The female boss in entertainment isn’t a new thing, with Katherine in Working Girl and Patty Hewes in Damages, the representation of women in the workforce has never really been flattering. However, these films come from an era when it was also common for women to be wolf-whistled and harassed in the office. We wouldn’t put up with this now, so why do we when it comes to how our bosses are seen?

Unfortunately, the stereotypes haven’t gone away, and the fantasy is continuously spilling into our reality. Documentary, Miss Representation, delves into this, stating that women in a position of power are often depicted as needing to “be taken down a notch… often by a male subordinate.” Described as devils, these women are usually catalysts for other characters to become sweeter and more fulfilled, and have often maintained their position by holding these ‘sweeter’ characters down.

The most famous example of this would be Meryl Streep’s character Miranda Priestly in The Devil Wears Prada. Reportedly based on Anna Wintour, it is worth noting that Streep never actually met the Editor-In-Chief and instead based her portrayal of the hard-line ‘devil’ on business men she had previously met.

Her opposite within the film is the simpering Andrea Sachs, whose success seems to align with her fashion sense, a storyline we’ve seen before in Working Girl. Both films ascertain that, in media, to be the boss, you can be one or the other; Competent and cold or warm and incompetent. Marcia Clark, Prosecutor during the OJ case describes how this transferred into her work life, saying, “people would try to give me advice like ‘you shouldn’t come across tough. Wear pastels. Talk softer’… Then I’m some cream puff who can’t take the heat? There was no winning this.”

Another trope commonly found in so-called ‘chick flicks’, featuring women as high-flying bosses, is the idea that they are inherently giving something up, in order to get ahead. Films like The Proposal and The Holiday see the career women featured only truly happy when a man “saves them” from their overworked lives. This idea that a woman can have either a happy work life or a happy home life, was the driving force behind a study conducted at Harvard University. Through the use of word association, they found that men and women had different perceptions of what it would be like to have more power at work, with women professing more negative connotations and a fear of conflict between promotion and other life goals.

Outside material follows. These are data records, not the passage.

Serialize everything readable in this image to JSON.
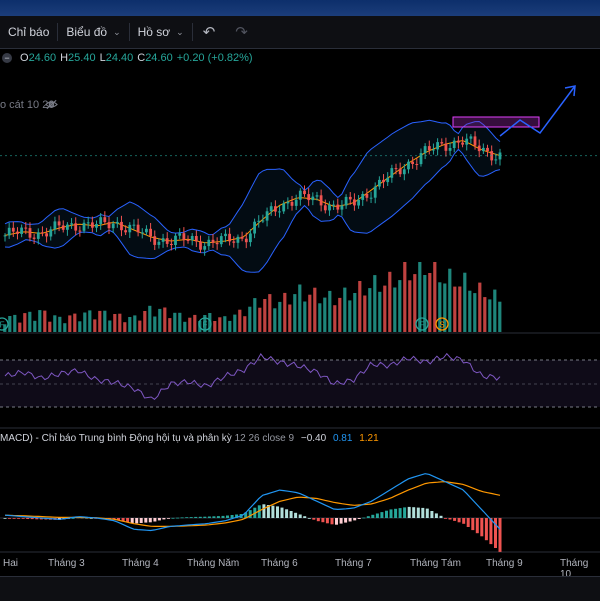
{
  "toolbar": {
    "indicators_label": "Chỉ báo",
    "charts_label": "Biểu đồ",
    "profiles_label": "Hồ sơ",
    "undo_icon": "undo-icon",
    "redo_icon": "redo-icon"
  },
  "ohlc": {
    "o_key": "O",
    "o_val": "24.60",
    "h_key": "H",
    "h_val": "25.40",
    "l_key": "L",
    "l_val": "24.40",
    "c_key": "C",
    "c_val": "24.60",
    "change": "+0.20 (+0.82%)",
    "up_color": "#26a69a"
  },
  "bollinger": {
    "label": "o cát 10 20"
  },
  "macd": {
    "title": "MACD) - Chỉ báo Trung bình Động hội tụ và phân kỳ",
    "params": "12 26 close 9",
    "macd_value": "−0.40",
    "signal_value": "0.81",
    "hist_value": "1.21",
    "macd_color": "#2196f3",
    "signal_color": "#ff9800"
  },
  "xaxis": {
    "labels": [
      "Hai",
      "Tháng 3",
      "Tháng 4",
      "Tháng Năm",
      "Tháng 6",
      "Tháng 7",
      "Tháng Tám",
      "Tháng 9",
      "Tháng 10"
    ]
  },
  "markers": [
    "F",
    "F",
    "F",
    "S"
  ],
  "chart_data": [
    {
      "type": "candlestick",
      "title": "",
      "overlays": [
        "bollinger-bands",
        "moving-average"
      ],
      "trend": [
        20.4,
        20.6,
        20.5,
        20.8,
        21.0,
        20.9,
        21.1,
        20.7,
        20.3,
        20.1,
        20.2,
        20.0,
        20.1,
        20.3,
        21.2,
        22.0,
        22.4,
        22.3,
        21.9,
        22.1,
        22.8,
        23.5,
        24.2,
        24.8,
        25.2,
        25.4,
        24.9,
        24.6
      ],
      "last": {
        "open": 24.6,
        "high": 25.4,
        "low": 24.4,
        "close": 24.6,
        "change": 0.2,
        "change_pct": 0.82
      }
    },
    {
      "type": "bar",
      "title": "",
      "note": "volume",
      "values": [
        0.2,
        0.25,
        0.3,
        0.2,
        0.25,
        0.3,
        0.25,
        0.2,
        0.35,
        0.3,
        0.2,
        0.25,
        0.2,
        0.3,
        0.5,
        0.45,
        0.6,
        0.55,
        0.5,
        0.6,
        0.7,
        0.75,
        0.9,
        1.0,
        0.8,
        0.75,
        0.6,
        0.5
      ]
    },
    {
      "type": "line",
      "title": "",
      "note": "oscillator",
      "values": [
        55,
        60,
        52,
        58,
        62,
        50,
        47,
        40,
        25,
        45,
        48,
        42,
        55,
        62,
        80,
        72,
        68,
        60,
        45,
        50,
        70,
        68,
        78,
        72,
        80,
        75,
        55,
        53
      ]
    },
    {
      "type": "line",
      "title": "",
      "note": "macd",
      "series": [
        {
          "values": [
            0.1,
            0.05,
            0.0,
            -0.05,
            0.05,
            0.0,
            -0.1,
            -0.4,
            -0.45,
            -0.3,
            -0.25,
            -0.2,
            -0.1,
            0.1,
            0.8,
            1.0,
            0.9,
            0.6,
            0.3,
            0.35,
            0.6,
            1.0,
            1.4,
            1.6,
            1.3,
            1.0,
            0.3,
            -0.4
          ]
        },
        {
          "values": [
            0.1,
            0.08,
            0.05,
            0.02,
            0.02,
            0.01,
            -0.05,
            -0.2,
            -0.3,
            -0.3,
            -0.28,
            -0.25,
            -0.18,
            -0.05,
            0.3,
            0.6,
            0.75,
            0.7,
            0.55,
            0.45,
            0.5,
            0.7,
            1.0,
            1.25,
            1.3,
            1.2,
            0.95,
            0.81
          ]
        }
      ],
      "histogram": [
        0.0,
        -0.03,
        -0.05,
        -0.07,
        0.03,
        -0.01,
        -0.05,
        -0.2,
        -0.15,
        0.0,
        0.03,
        0.05,
        0.08,
        0.15,
        0.5,
        0.4,
        0.15,
        -0.1,
        -0.25,
        -0.1,
        0.1,
        0.3,
        0.4,
        0.35,
        0.0,
        -0.2,
        -0.65,
        -1.21
      ]
    }
  ]
}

These findings, however, aren’t due to a difference in priorities, as when surveyed both men and women view having a fulfilling career and having children at a similar percentage. So why is it that on screen men are seen as able to have it all whilst women can’t?

Counteracting this ingrained culture is going to be an uphill struggle, however with facts like only 5% of bosses in big American firms are female, it’s an important climb. The first thing we need to be doing is to stop addressing women as “girl bosses”, “boss ladies” and “bossettes”. And in the same way that we’re moving away from the split between defining male and female thespians as actors and actresses, it’s important they begin portraying this change ON the screen, as well as off.